By Kaylyn Christopher
Times West Virginian
At the second annual Legislative Round Table on Wednesday, representatives from local chapters of the American Federation of Teachers met with senators and delegates from Marion and neighboring counties to discuss issues with the education system in West Virginia.
Stacey Strawderman, the president of the Marion County AFT, said she thought the round table was a step in the right direction toward finding solutions.
“I think the legislators listened and took a lot of notes,” Strawderman said. “I feel really good about the fact that they learned some new things.”
According to Strawderman, the goal of the AFT is to work together with legislators to make things happen.
“We’re a solution-driven union,” she said. “We want to work with them and not always have our hand out.”
During the round table, Strawderman, along with Sam Brunett, president of the Monongalia County AFT, and Mike Rogers, vice president of the Monongalia County AFT, presented key priorities of the union to the legislators.
Among those priorities were: providing a higher quality education for all students, improving compensation and benefits for all education personnel, containing health care costs for all public employees, protecting employees and students through a higher education overhaul, having more transparency and reducing top-heavy salaries at the administrative levels, providing a safe and orderly school environment, and providing automatic cost of living increases for retirees.

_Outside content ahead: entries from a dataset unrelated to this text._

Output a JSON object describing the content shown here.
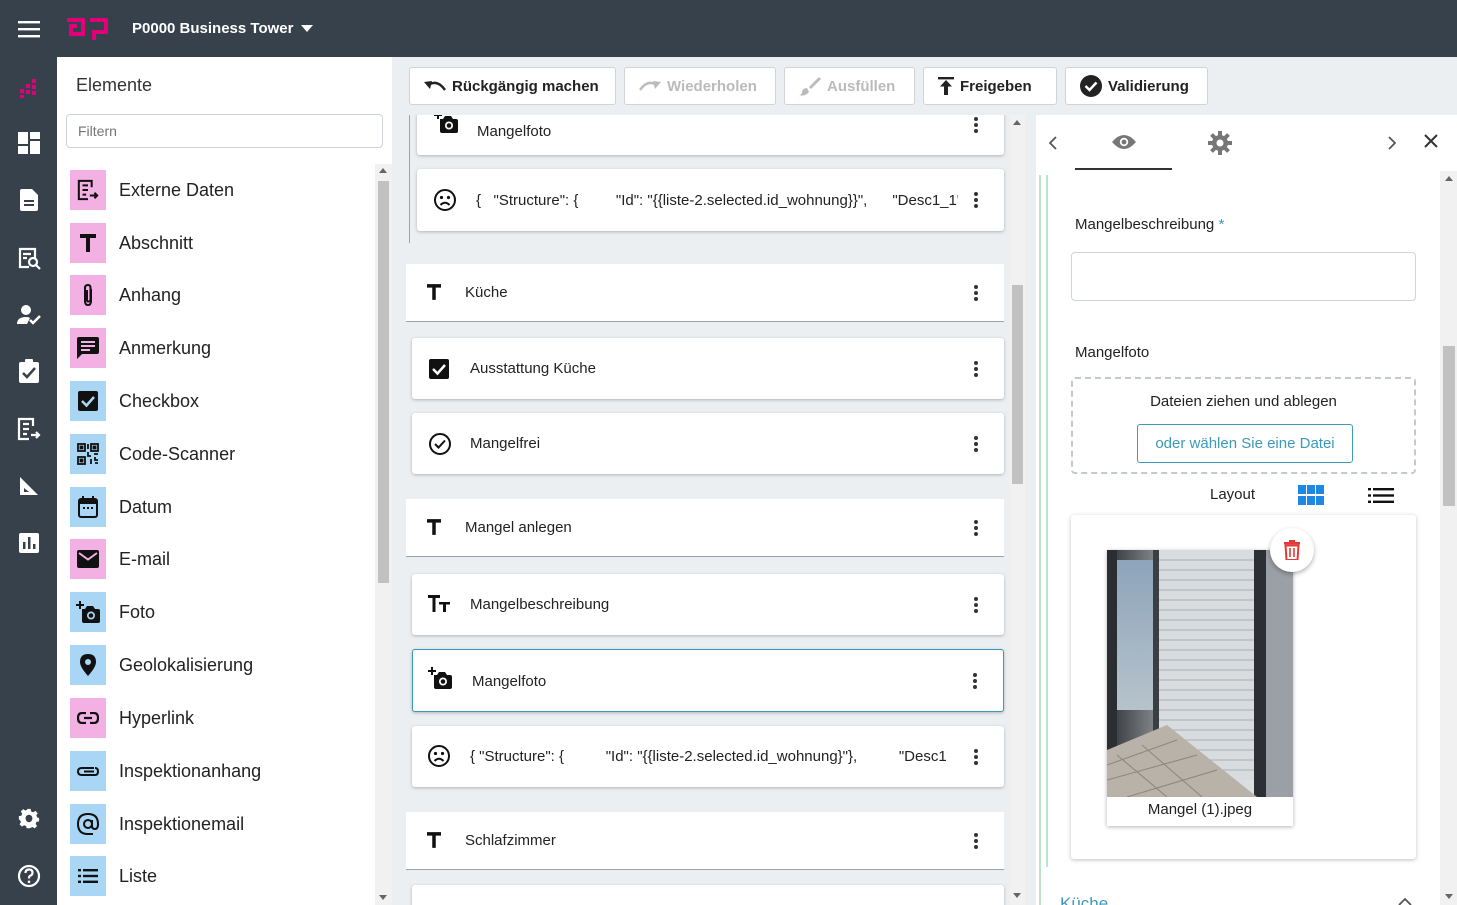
{
  "header": {
    "project": "P0000 Business Tower"
  },
  "elements_panel": {
    "title": "Elemente",
    "filter_placeholder": "Filtern",
    "items": [
      {
        "label": "Externe Daten",
        "icon": "external-data-icon",
        "color": "pink"
      },
      {
        "label": "Abschnitt",
        "icon": "text-t-icon",
        "color": "pink"
      },
      {
        "label": "Anhang",
        "icon": "paperclip-icon",
        "color": "pink"
      },
      {
        "label": "Anmerkung",
        "icon": "comment-icon",
        "color": "pink"
      },
      {
        "label": "Checkbox",
        "icon": "checkbox-icon",
        "color": "blue"
      },
      {
        "label": "Code-Scanner",
        "icon": "qr-code-icon",
        "color": "blue"
      },
      {
        "label": "Datum",
        "icon": "calendar-icon",
        "color": "blue"
      },
      {
        "label": "E-mail",
        "icon": "mail-icon",
        "color": "pink"
      },
      {
        "label": "Foto",
        "icon": "add-photo-icon",
        "color": "blue"
      },
      {
        "label": "Geolokalisierung",
        "icon": "map-pin-icon",
        "color": "blue"
      },
      {
        "label": "Hyperlink",
        "icon": "link-icon",
        "color": "pink"
      },
      {
        "label": "Inspektionanhang",
        "icon": "attachment-icon",
        "color": "blue"
      },
      {
        "label": "Inspektionemail",
        "icon": "at-icon",
        "color": "blue"
      },
      {
        "label": "Liste",
        "icon": "list-icon",
        "color": "blue"
      }
    ]
  },
  "toolbar": {
    "undo": "Rückgängig machen",
    "redo": "Wiederholen",
    "fill": "Ausfüllen",
    "release": "Freigeben",
    "validate": "Validierung"
  },
  "form": {
    "items": [
      {
        "label": "Mangelfoto",
        "icon": "add-photo-icon"
      },
      {
        "label": "{   \"Structure\": {         \"Id\": \"{{liste-2.selected.id_wohnung}}\",      \"Desc1_1\"",
        "icon": "sad-face-icon"
      },
      {
        "label": "Küche",
        "icon": "text-t-icon"
      },
      {
        "label": "Ausstattung Küche",
        "icon": "checkbox-icon"
      },
      {
        "label": "Mangelfrei",
        "icon": "check-circle-icon"
      },
      {
        "label": "Mangel anlegen",
        "icon": "text-t-icon"
      },
      {
        "label": "Mangelbeschreibung",
        "icon": "text-fields-icon"
      },
      {
        "label": "Mangelfoto",
        "icon": "add-photo-icon"
      },
      {
        "label": "{ \"Structure\": {          \"Id\": \"{{liste-2.selected.id_wohnung}\"},          \"Desc1",
        "icon": "sad-face-icon"
      },
      {
        "label": "Schlafzimmer",
        "icon": "text-t-icon"
      }
    ]
  },
  "properties": {
    "desc_label": "Mangelbeschreibung",
    "required_mark": "*",
    "photo_label": "Mangelfoto",
    "drop_text": "Dateien ziehen und ablegen",
    "choose_file": "oder wählen Sie eine Datei",
    "layout_label": "Layout",
    "image_caption": "Mangel (1).jpeg",
    "next_section": "Küche"
  },
  "colors": {
    "accent": "#3d9ab8",
    "rail": "#37414b",
    "brand": "#e2007a",
    "delete": "#e53935"
  }
}
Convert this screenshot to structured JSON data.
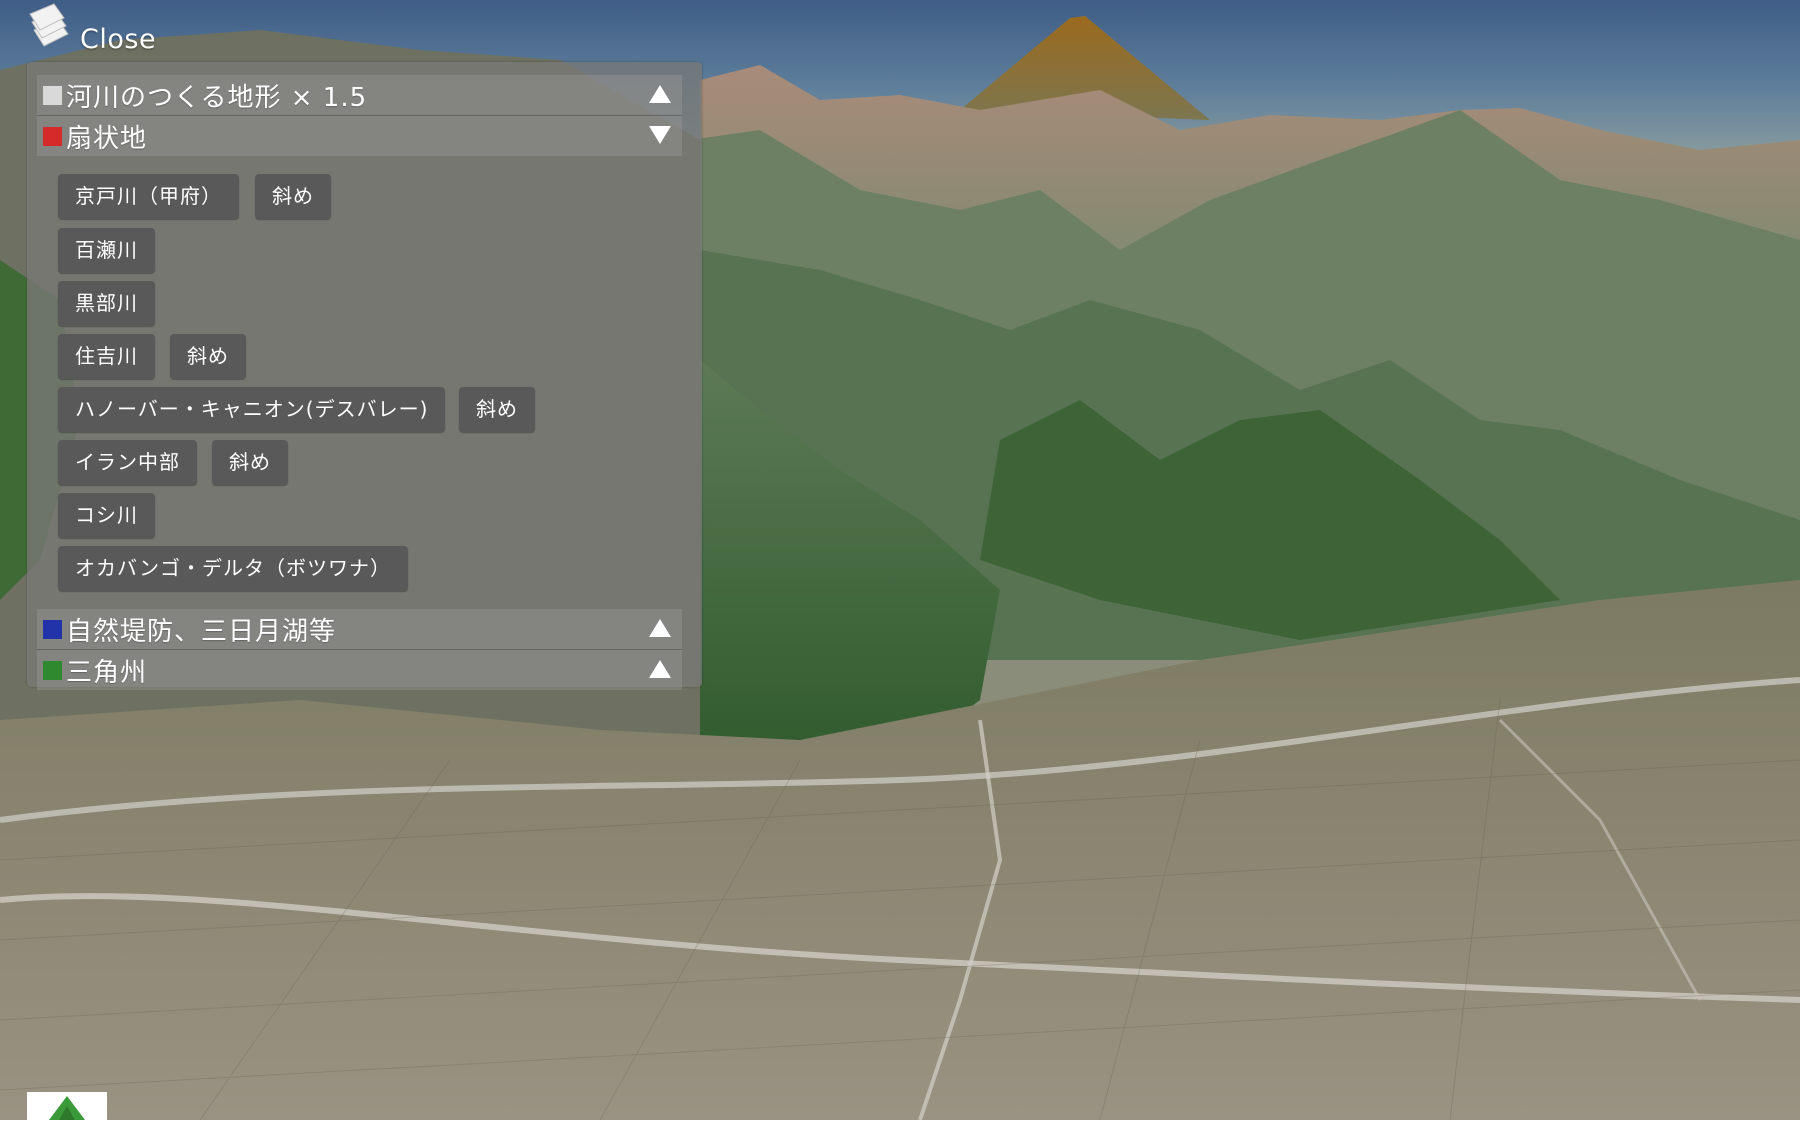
{
  "window": {
    "close_label": "Close"
  },
  "panel": {
    "sections": [
      {
        "label": "河川のつくる地形 × 1.5",
        "swatch_color": "#d9d9d9",
        "state": "collapsed",
        "arrow": "up"
      },
      {
        "label": "扇状地",
        "swatch_color": "#d42a2a",
        "state": "expanded",
        "arrow": "down"
      },
      {
        "label": "自然堤防、三日月湖等",
        "swatch_color": "#2233aa",
        "state": "collapsed",
        "arrow": "up"
      },
      {
        "label": "三角州",
        "swatch_color": "#2f8a2f",
        "state": "collapsed",
        "arrow": "up"
      }
    ],
    "fan_buttons": [
      {
        "label": "京戸川（甲府）"
      },
      {
        "label": "斜め"
      },
      {
        "label": "百瀬川"
      },
      {
        "label": "黒部川"
      },
      {
        "label": "住吉川"
      },
      {
        "label": "斜め"
      },
      {
        "label": "ハノーバー・キャニオン(デスバレー)"
      },
      {
        "label": "斜め"
      },
      {
        "label": "イラン中部"
      },
      {
        "label": "斜め"
      },
      {
        "label": "コシ川"
      },
      {
        "label": "オカバンゴ・デルタ（ボツワナ）"
      }
    ]
  },
  "icons": {
    "close": "layers-stack-icon",
    "collapse_up": "triangle-up-icon",
    "expand_down": "triangle-down-icon",
    "logo": "green-triangle-logo"
  },
  "colors": {
    "panel_bg": "rgba(120,120,118,0.78)",
    "button_bg": "#595959",
    "button_text": "#ffffff"
  }
}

The AFT leaders and teachers who attended the discussion expressed their concerns in each of those categories and explained to legislators how the education system would continue to be negatively impacted if changes aren’t made.
According to Strawderman, one of the biggest concerns is the low pay that teachers and service personnel in West Virginia receive.
“I think that for education to really, really get better in our state, we’ve got to recruit and retain teachers,” she said. “In order to do that, we’ve got to have attractive pay packages.”
Strawderman said that West Virginia currently ranks 48th in the country when it comes to teacher salaries. As a result, fewer college students are entering education as a field of study, and those who do are leaving the state to begin work in the profession.
It’s not just secondary education that is hurting, though. According to Sue Kelley, a professor at Fairmont State University and AFT member, state appropriation cuts are negatively impacting higher education as well.
“When we cut higher education, you are punishing the students of West Virginia,” she said. “We are making it so that higher education cannot do the job that it intends to do or that it needs to do for our students and our state.”
Delegate Mike Caputo said that he commended teachers and service personnel for remaining dedicated to their professions despite challenges.
“We’ve seen some changes in education and we’ve seen some tough times, but I want to thank you all for what you do because I know you all care about the children,” he said.
Delegate Linda Longstreth said that she will work with her fellow legislators to do everything possible to spark change.
“We’ll work with you in any way that we can,” she said. “That’s the promise that I can make to you.”
And Brunett said the members of the AFT will continue to keep the lines of communication open when working with the legislators.
“The next step is helping the legislators as they agree on proposed legislation to make some of these things happen,” Brunett said. “We need to help them in the process and to offer solutions to some of the problems that arose over the last 20 years in West Virginia.”
Strawderman said the ultimate goal of the AFT is to create measures and take action that can provide students with the best education possible.
“I think education has been lost in the shuffle,” Strawderman said. “We made a promise to our generations of students to educate them. This whole round table is dedicated to reclaiming the promise and start educating our students the way they should be educated.”
Email Kaylyn Christopher at firstname.lastname@example.org or follow her on Twitter @KChristopherTWV.